A federal judge in Camden, N.J. denied class certification Friday in a suit claiming reality TV star, Bethenny Frankel, falsely promoted her Skinny Girl margaritas as all-natural.
The class can not be certified because the plaintiffs failed to meet the requirement under R. 23(b)(3) for ascertainability of its membership, U.S. District Judge Noel Hillman ruled in Stewart v. Beam Global Spirits & Wine, 11-5149. The lack of objective evidence to verify who bought the defendant’s product would force the court to conduct a “mini-hearing” on the merits of each case, the judge said, and would be unduly burdensome.
Lawyers for the plaintiffs suggested the class could be ascertained through affidavits or attestations submitted by putative class members, but Hillman rejected that method. He agreed with the defendants’ assertions that such a method was self-serving and unreliable and would deprive them of their due process rights.

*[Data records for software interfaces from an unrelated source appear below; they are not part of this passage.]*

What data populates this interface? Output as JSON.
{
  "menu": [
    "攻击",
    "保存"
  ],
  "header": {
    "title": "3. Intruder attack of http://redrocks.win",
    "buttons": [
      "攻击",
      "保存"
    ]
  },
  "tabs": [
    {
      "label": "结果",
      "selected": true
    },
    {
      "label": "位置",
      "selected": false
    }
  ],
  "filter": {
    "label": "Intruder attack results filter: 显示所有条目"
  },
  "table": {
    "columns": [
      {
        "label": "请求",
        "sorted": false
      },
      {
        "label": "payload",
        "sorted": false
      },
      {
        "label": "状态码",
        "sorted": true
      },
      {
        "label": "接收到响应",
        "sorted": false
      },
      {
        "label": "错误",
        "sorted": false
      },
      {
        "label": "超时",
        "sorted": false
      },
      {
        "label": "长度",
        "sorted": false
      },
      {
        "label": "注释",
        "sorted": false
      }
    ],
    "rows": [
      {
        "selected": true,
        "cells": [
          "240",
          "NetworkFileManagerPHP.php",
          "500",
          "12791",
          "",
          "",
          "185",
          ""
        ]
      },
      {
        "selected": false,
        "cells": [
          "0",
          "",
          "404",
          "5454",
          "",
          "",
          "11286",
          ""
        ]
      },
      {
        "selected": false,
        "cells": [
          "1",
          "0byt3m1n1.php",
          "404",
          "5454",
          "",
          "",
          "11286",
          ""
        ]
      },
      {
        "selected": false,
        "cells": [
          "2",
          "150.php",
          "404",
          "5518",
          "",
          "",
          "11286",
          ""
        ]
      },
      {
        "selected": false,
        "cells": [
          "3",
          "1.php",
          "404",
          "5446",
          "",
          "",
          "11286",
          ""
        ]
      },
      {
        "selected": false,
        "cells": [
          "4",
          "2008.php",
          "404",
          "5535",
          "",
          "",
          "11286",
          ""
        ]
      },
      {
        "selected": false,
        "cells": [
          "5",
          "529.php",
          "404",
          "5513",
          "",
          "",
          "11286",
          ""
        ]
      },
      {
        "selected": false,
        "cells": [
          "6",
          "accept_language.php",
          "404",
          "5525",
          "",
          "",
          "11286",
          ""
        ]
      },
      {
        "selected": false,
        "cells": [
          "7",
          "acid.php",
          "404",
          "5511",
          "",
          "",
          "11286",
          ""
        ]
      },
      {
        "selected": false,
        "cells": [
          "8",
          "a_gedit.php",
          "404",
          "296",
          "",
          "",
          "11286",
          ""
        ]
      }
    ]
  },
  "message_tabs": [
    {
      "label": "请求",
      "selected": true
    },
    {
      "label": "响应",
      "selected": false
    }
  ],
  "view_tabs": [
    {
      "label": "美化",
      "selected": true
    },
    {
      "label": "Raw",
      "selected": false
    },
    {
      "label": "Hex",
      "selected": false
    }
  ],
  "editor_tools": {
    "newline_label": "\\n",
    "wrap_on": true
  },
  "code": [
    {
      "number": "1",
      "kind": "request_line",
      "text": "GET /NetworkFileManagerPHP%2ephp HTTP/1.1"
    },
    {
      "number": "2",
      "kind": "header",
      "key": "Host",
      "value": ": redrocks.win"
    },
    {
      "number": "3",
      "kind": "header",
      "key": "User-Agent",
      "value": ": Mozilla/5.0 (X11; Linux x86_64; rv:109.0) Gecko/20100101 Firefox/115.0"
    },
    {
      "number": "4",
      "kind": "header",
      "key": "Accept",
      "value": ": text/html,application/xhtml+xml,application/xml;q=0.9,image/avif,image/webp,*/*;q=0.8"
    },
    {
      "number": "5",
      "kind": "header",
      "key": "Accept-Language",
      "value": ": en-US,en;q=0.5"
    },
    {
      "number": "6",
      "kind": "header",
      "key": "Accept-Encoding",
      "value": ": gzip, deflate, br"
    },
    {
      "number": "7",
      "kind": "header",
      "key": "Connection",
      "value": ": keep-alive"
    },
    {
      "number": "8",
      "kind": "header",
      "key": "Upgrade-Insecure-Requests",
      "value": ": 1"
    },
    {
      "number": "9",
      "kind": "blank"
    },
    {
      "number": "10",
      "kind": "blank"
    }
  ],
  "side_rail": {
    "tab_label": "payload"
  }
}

The suit claims marketing for Skinny Girl Margarita represents it to contain only natural ingredients and no preservatives. Such claims were made on taxi signboards, billboards, on product packaging and in print and online media, the suit alleges.
However, the drink contains sodium benzoate, a chemical preservative. That ingredient can become carcinogenic when mixed with acids such as the lime juice in margaritas, the suit claims. In 2011, retailer Whole Foods announced it was pulling Skinny Girl Margaritas off its shelves because the product includes sodium benzoate, the suit said.
The defendants, in response to those claims, conceded that their product contains “a minute amount” of sodium benzoate and that the product is “permitted for use as a preservative by the U.S. Food and Drug Administration.”
Frankel was a celebrity chef who promoted a healthy lifestyle through cookbook sales, the suit said. She developed Skinny Girl Margaritas, the first in a line of low-calorie cocktails, before selling the business to Beam Global Spirits and Wine in 2011. Frankel appeared in two programs on the Bravo network, “The Real Housewives of New York City,” from 2008-2010, and “Bethenny Ever After” in 2010-2012.
The suit names Frankel; her company, Skinny Girl Cocktails; and Beam Global Spirits and Wine, as defendants.
It brings claims for violation of the New Jersey Consumer Fraud Act and for negligent misrepresentation, breach of contract and unjust enrichment.